- Exercise goal:
Report every line in the records below that holds the word "JSON".

(Page and application data records)
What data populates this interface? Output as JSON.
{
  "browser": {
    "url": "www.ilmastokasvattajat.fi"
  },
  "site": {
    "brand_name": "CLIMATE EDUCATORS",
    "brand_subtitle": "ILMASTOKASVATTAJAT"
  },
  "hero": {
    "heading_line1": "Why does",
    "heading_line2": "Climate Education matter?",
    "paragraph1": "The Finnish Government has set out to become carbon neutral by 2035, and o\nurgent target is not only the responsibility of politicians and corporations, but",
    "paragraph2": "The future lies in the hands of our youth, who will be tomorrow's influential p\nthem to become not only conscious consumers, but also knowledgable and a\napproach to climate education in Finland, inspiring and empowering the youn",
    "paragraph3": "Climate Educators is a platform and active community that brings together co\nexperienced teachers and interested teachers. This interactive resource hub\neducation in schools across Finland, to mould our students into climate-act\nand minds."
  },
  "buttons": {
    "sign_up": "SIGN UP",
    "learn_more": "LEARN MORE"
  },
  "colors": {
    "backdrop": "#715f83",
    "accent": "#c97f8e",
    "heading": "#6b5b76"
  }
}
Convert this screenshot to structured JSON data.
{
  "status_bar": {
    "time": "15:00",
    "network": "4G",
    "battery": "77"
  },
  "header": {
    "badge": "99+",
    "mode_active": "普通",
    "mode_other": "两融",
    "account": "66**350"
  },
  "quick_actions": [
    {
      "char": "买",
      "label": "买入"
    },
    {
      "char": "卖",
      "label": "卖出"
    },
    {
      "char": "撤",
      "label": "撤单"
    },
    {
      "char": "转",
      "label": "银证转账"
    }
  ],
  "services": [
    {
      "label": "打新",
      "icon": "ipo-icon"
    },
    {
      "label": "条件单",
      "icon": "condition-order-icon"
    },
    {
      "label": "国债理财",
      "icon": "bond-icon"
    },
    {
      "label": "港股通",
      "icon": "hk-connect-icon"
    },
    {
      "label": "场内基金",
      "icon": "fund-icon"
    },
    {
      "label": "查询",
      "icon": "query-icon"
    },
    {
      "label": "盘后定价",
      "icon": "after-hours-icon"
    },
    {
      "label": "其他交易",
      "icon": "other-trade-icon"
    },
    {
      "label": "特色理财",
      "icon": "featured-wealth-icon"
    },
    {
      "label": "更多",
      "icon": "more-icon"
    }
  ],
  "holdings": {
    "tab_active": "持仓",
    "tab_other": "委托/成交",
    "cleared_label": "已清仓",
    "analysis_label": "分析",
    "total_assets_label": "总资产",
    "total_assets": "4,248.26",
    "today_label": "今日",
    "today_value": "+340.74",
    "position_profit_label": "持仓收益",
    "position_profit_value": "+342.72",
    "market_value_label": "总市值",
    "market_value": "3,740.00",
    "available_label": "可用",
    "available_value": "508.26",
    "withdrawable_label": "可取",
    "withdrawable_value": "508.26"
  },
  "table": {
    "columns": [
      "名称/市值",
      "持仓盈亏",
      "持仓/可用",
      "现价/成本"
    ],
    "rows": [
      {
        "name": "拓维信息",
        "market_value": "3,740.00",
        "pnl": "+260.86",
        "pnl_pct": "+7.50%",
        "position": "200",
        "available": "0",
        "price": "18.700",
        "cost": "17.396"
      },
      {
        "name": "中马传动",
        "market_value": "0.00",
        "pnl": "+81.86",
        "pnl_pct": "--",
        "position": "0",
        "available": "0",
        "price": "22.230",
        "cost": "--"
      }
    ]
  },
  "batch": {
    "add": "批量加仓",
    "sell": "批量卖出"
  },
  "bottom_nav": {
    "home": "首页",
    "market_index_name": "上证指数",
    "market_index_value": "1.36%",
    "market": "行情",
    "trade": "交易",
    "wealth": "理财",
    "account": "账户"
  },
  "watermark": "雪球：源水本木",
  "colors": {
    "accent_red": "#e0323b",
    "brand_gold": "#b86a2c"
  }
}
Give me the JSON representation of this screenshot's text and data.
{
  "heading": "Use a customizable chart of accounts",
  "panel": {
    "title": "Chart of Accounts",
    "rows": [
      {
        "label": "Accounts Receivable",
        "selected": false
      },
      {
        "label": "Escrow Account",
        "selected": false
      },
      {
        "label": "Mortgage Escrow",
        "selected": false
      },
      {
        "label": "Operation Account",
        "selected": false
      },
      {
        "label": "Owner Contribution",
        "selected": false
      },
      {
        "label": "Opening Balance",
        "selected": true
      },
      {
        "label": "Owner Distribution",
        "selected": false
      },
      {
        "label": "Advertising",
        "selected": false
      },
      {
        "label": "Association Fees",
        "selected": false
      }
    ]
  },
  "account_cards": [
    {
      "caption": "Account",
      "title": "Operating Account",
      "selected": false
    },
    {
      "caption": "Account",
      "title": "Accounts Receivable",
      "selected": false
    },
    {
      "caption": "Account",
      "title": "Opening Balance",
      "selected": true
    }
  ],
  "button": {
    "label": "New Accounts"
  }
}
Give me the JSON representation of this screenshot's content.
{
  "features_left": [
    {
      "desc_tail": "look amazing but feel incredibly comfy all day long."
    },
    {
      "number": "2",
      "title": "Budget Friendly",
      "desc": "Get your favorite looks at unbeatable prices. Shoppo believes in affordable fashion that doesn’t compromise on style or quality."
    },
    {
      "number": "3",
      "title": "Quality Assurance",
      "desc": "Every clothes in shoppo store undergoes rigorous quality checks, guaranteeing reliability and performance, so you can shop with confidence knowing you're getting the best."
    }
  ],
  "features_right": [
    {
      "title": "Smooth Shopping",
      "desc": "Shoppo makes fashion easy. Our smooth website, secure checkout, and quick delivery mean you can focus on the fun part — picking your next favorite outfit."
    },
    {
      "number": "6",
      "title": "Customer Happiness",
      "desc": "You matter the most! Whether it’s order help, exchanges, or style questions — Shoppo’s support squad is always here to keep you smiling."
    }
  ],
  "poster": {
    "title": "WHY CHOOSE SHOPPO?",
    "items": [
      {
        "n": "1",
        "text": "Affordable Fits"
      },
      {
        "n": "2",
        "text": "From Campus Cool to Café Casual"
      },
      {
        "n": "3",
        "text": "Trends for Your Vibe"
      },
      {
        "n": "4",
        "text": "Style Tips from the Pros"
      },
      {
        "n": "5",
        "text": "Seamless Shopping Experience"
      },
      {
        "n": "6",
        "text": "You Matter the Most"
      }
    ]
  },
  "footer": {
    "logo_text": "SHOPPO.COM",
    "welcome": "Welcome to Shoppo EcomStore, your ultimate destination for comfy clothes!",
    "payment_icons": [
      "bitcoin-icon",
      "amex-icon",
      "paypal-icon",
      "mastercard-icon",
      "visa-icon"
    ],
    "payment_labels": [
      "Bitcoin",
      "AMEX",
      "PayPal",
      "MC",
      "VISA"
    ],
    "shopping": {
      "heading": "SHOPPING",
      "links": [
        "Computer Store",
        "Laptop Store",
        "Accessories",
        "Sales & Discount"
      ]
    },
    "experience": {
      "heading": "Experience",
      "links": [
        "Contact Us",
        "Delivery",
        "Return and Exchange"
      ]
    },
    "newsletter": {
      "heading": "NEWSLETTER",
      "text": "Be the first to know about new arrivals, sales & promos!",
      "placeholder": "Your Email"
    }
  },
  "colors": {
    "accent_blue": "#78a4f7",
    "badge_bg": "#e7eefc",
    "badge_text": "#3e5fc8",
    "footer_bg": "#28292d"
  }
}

- Expected output:
What data populates this interface? Output as JSON.
Convert this screenshot to structured JSON data.
Give me the JSON representation of this screenshot's text and data.
Give me the JSON representation of this screenshot's content.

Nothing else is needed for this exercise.